  1. 1
    Bradley J. Fikes Says:

    The site, and the notice, were up again last time when I checked a few minutes ago. (I tested with another browser, to make sure I wasn’t getting a cached version).. The interruuption may simply be a result of heavy traffic.

  2. 2
    A Senior Administration Official Says:

    Insider mispoke on the original post — it wasn’t “taken down,” but “suspended” with no new activity.

  3. 3
    Patterico’s Pontifications » COMMENTS: Blogger/Blog*Spot does not support Says:

    [...] er is that he’s ticked off that someone would disagree with him. […] Pingback by Independent Sources » Blog Archive &raquo [...]

  4. 4
    A Senior Administration Official Says:

    Thanks — you are right; I think Insider — who originally wrote this post — assumed Hiltzik’s reply would be the topmost post on Golden State, and when it wasn’t, assumed it had been pulled.

  5. 5
    Gaius Arbo Says:

    It was our exclusive photo(s) that did him in! Bwahahahahaha

    Gaius

    PS. Thanks for linking my humble blog.

  6. 6
    Insider Says:

    It still does not appear to be taking comments. Last comment was from 11:45 this morning and they did not post the comment I attempted to leave several hours ago.

  7. 7
    KURU Lounge Says:

    . Insider and Senior Administration Official have had some really good stuff lately, starting with the Charlie Sheen conspiracy post and it’s follow-ups, and running up through the entire Michael Hitzik scandal (also here, here, here,here, here, here, here, here, here, and here). Full Disclosure I have posted on Independent Sources, but not on these two subjects. I will be working on a conspiracy post with Insider and SAO soon. Not that the amount of traffic I get here will seriously

  8. 8
    Hugh Hewitt Says:

    I wonder if some energetic MSMer will track down Carroll to get his reaction to his legacy at the Times? And are the Times’ guidelines written down somewhere?
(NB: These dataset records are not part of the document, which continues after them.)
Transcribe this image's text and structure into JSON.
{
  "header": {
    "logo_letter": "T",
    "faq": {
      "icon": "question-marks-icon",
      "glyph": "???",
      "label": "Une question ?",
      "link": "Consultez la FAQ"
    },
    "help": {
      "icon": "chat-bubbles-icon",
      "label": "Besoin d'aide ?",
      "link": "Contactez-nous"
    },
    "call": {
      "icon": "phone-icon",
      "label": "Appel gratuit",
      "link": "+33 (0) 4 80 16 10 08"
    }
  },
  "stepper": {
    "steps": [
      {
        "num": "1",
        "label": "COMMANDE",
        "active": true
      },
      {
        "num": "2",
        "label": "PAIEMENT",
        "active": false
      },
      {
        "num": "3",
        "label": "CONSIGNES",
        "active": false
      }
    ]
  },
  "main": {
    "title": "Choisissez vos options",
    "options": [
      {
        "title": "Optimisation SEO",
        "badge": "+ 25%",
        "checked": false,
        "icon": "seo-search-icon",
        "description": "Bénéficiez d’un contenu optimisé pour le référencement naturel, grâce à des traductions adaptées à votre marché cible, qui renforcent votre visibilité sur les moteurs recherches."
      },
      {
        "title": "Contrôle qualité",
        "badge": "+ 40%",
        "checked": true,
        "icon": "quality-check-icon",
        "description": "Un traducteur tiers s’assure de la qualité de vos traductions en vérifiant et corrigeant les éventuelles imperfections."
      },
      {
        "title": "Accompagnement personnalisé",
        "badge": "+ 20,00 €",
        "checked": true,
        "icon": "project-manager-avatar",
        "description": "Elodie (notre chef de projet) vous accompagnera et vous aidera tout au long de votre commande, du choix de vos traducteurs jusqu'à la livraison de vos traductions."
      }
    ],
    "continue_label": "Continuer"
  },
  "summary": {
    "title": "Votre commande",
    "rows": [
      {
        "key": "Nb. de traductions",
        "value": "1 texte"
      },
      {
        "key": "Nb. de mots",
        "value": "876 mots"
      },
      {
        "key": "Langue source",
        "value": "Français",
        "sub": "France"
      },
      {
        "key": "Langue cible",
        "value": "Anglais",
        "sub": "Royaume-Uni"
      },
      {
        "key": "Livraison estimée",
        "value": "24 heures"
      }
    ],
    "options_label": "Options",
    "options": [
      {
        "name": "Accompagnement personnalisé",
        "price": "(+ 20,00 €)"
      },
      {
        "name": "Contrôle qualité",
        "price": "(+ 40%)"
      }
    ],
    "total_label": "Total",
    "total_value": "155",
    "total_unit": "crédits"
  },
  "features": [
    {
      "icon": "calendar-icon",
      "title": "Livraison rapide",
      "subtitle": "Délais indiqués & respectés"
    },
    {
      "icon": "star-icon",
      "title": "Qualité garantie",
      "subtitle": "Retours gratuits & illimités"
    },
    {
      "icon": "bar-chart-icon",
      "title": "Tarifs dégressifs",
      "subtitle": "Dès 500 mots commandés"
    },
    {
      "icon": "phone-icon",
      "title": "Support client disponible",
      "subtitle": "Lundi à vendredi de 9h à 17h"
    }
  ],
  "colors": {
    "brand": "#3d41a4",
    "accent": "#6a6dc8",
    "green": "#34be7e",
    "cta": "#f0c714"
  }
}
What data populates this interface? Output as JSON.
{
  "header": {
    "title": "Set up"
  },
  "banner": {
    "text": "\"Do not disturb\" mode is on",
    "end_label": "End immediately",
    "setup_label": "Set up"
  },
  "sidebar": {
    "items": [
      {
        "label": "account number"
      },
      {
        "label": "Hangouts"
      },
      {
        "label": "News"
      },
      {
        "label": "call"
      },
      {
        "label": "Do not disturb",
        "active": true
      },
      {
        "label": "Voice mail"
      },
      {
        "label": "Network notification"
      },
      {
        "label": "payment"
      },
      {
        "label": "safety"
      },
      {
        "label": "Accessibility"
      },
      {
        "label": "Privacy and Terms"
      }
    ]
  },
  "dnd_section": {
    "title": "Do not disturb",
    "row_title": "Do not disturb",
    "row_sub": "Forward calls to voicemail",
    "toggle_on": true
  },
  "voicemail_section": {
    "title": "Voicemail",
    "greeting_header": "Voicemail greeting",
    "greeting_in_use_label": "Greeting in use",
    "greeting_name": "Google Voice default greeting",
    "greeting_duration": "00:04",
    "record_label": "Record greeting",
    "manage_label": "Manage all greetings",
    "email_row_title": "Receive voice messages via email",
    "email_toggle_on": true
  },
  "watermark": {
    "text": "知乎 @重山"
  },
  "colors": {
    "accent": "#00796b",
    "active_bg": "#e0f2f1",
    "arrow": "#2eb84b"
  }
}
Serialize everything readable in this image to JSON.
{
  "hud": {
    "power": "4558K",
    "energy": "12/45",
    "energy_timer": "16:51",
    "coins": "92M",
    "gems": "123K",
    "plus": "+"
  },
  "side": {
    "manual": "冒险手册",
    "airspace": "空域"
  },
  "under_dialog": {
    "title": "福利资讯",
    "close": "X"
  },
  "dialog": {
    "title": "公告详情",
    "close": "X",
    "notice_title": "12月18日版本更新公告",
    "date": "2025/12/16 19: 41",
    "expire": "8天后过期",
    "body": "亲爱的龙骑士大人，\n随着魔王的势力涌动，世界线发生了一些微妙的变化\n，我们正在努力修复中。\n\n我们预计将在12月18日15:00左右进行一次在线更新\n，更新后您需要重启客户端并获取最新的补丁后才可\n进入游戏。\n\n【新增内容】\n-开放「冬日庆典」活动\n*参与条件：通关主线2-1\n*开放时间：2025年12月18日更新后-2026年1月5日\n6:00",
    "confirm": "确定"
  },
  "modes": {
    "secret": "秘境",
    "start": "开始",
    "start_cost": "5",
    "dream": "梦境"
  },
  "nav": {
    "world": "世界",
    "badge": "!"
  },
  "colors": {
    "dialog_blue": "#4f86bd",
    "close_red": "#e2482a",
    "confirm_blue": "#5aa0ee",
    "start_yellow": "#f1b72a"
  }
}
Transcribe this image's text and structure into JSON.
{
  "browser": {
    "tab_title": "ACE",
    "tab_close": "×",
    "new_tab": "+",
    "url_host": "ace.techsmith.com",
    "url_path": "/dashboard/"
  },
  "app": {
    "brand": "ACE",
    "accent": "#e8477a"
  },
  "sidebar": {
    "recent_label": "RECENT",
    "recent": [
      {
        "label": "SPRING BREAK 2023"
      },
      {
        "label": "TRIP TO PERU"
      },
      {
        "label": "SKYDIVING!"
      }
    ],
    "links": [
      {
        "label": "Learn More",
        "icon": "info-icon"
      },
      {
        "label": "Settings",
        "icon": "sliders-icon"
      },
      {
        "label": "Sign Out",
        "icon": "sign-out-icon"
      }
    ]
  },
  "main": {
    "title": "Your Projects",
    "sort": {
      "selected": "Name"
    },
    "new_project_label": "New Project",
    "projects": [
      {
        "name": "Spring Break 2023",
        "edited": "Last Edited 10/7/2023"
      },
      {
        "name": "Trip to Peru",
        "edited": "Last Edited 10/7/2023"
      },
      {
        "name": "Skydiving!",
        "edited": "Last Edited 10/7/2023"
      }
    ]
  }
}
I requested them hours ago but have not received a response.Independent Sources points to this 1999 document, but I can’t be sure it is the controlling document. (Independent Sources also buys into the characterization of the Hiltzik offense as failure to identify oneself as a Timesman as opposed to the knowing publication of

  9. 9
    Hugh Hewitt Says:

    [...] hics,” (dated in 1999, but clearly updated as it refers to “blogs”) as found on the web by Independent Sources. Scroll down to locate that ana [...]